The revelation comes from an interview Nichols gave the Huffington Post about the new documentary Trek Nation (which was made by Gene Roddenberry son, Rod Roddenberry). Here's what Nichols had to say about her first interview and audition for Star Trek:
They gave me a three-page script to read from that had three characters named Bones, Kirk and somebody called Spock, and they asked me if I would read for the role of Spock. When I looked at this great text, I said to myself, 'I'll take any one of these roles,' but I found the Spock character to be very interesting, and I asked them to tell me what she [Spock] was like.

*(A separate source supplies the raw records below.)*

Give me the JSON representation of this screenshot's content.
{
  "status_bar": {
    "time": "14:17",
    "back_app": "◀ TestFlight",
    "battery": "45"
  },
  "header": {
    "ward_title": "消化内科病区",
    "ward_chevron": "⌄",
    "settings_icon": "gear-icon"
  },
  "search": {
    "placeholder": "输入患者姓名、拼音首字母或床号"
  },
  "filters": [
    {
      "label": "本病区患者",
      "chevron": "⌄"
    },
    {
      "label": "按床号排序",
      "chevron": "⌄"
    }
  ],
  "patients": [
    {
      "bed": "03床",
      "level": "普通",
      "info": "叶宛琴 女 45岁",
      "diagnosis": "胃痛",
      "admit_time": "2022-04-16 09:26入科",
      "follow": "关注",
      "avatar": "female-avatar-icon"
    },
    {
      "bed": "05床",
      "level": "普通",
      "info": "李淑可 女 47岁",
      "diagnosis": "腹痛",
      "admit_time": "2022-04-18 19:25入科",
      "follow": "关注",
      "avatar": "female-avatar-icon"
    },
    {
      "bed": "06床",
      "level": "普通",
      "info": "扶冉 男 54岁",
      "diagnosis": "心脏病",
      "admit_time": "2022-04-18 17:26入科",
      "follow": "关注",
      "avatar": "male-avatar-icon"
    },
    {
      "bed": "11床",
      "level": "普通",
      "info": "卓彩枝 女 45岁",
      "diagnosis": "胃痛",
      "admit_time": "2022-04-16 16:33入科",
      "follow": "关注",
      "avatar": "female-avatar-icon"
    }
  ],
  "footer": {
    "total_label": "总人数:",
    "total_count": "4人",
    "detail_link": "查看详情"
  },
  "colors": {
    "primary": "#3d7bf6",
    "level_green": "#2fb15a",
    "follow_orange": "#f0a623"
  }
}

As The Mary Sue points out, this audition was likely before the character of Spock -- at least the version we know now -- really existed. Trek fans will recall that the show originally portrayed Spock as anything but emotionless, even grinning at one point. The template that became Spock was instead occupied by Number One, the Enterprise's first officer, played by Majel Barrett, who was at the time dating Gene Roddenberry. Number One was portrayed as emotionally chilly and intensely logical, attributes that were later shifted onto Spock when Number One got the axe, Majel became Nurse Chapel, and Leonard Nimoy as Spock got a promotion to First Officer.
So, perhaps Nichols was actually reading for the Number One role? Maybe Number One was officially named Spock at the time? We're diving deeper than my knowledge of Trek trivia reaches at this point. Either way, it's a fascinating little historical footnote. Just imagine how different Trek might have been if Spock was played not by Leonard Nimoy, but by Nichelle Nichols. Does that mean Nimoy would have played Uhura? Did he have the legs to rock a miniskirt back then?